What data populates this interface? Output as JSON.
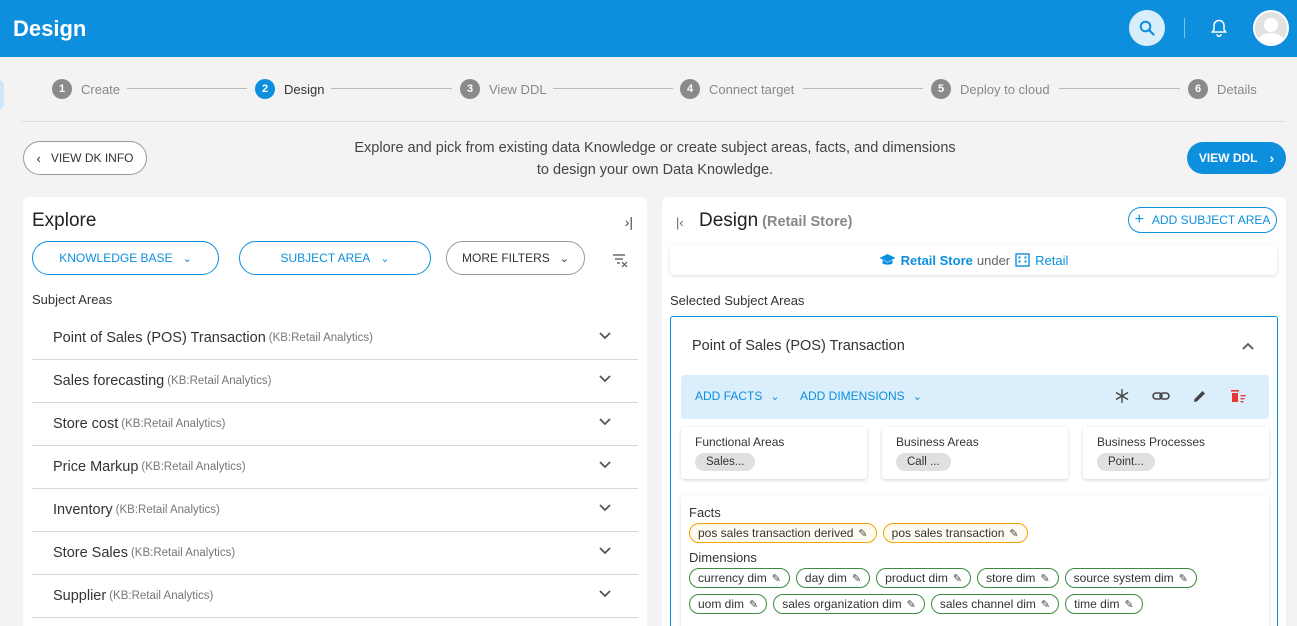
{
  "header": {
    "title": "Design"
  },
  "stepper": {
    "steps": [
      {
        "num": "1",
        "label": "Create"
      },
      {
        "num": "2",
        "label": "Design"
      },
      {
        "num": "3",
        "label": "View DDL"
      },
      {
        "num": "4",
        "label": "Connect target"
      },
      {
        "num": "5",
        "label": "Deploy to cloud"
      },
      {
        "num": "6",
        "label": "Details"
      }
    ],
    "active_step": "2"
  },
  "intro": {
    "back_label": "VIEW DK INFO",
    "line1": "Explore and pick from existing data Knowledge or create subject areas, facts, and dimensions",
    "line2": "to design your own Data Knowledge.",
    "view_ddl_label": "VIEW DDL"
  },
  "explore": {
    "title": "Explore",
    "filters": {
      "knowledge_base": "KNOWLEDGE BASE",
      "subject_area": "SUBJECT AREA",
      "more_filters": "MORE FILTERS"
    },
    "subject_areas_label": "Subject Areas",
    "items": [
      {
        "name": "Point of Sales (POS) Transaction",
        "kb": "(KB:Retail Analytics)"
      },
      {
        "name": "Sales forecasting",
        "kb": "(KB:Retail Analytics)"
      },
      {
        "name": "Store cost",
        "kb": "(KB:Retail Analytics)"
      },
      {
        "name": "Price Markup",
        "kb": "(KB:Retail Analytics)"
      },
      {
        "name": "Inventory",
        "kb": "(KB:Retail Analytics)"
      },
      {
        "name": "Store Sales",
        "kb": "(KB:Retail Analytics)"
      },
      {
        "name": "Supplier",
        "kb": "(KB:Retail Analytics)"
      }
    ]
  },
  "design": {
    "title": "Design",
    "subtitle": "(Retail Store)",
    "add_subject_area": "ADD SUBJECT AREA",
    "breadcrumb": {
      "store": "Retail Store",
      "under": "under",
      "parent": "Retail"
    },
    "selected_label": "Selected Subject Areas",
    "card": {
      "title": "Point of Sales (POS) Transaction",
      "add_facts": "ADD FACTS",
      "add_dimensions": "ADD DIMENSIONS",
      "functional_areas": {
        "label": "Functional Areas",
        "value": "Sales..."
      },
      "business_areas": {
        "label": "Business Areas",
        "value": "Call ..."
      },
      "business_processes": {
        "label": "Business Processes",
        "value": "Point..."
      },
      "facts_label": "Facts",
      "facts": [
        "pos sales transaction derived",
        "pos sales transaction"
      ],
      "dimensions_label": "Dimensions",
      "dimensions_row1": [
        "currency dim",
        "day dim",
        "product dim",
        "store dim",
        "source system dim"
      ],
      "dimensions_row2": [
        "uom dim",
        "sales organization dim",
        "sales channel dim",
        "time dim"
      ]
    }
  },
  "colors": {
    "primary": "#0d8fde",
    "fact_border": "#f0a500",
    "dim_border": "#3b8a3e",
    "delete": "#e53935"
  }
}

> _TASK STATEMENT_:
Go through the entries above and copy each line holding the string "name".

> _REPLY TO THE TASK_:
        "name": "Point of Sales (POS) Transaction",
        "name": "Sales forecasting",
        "name": "Store cost",
        "name": "Price Markup",
        "name": "Inventory",
        "name": "Store Sales",
        "name": "Supplier",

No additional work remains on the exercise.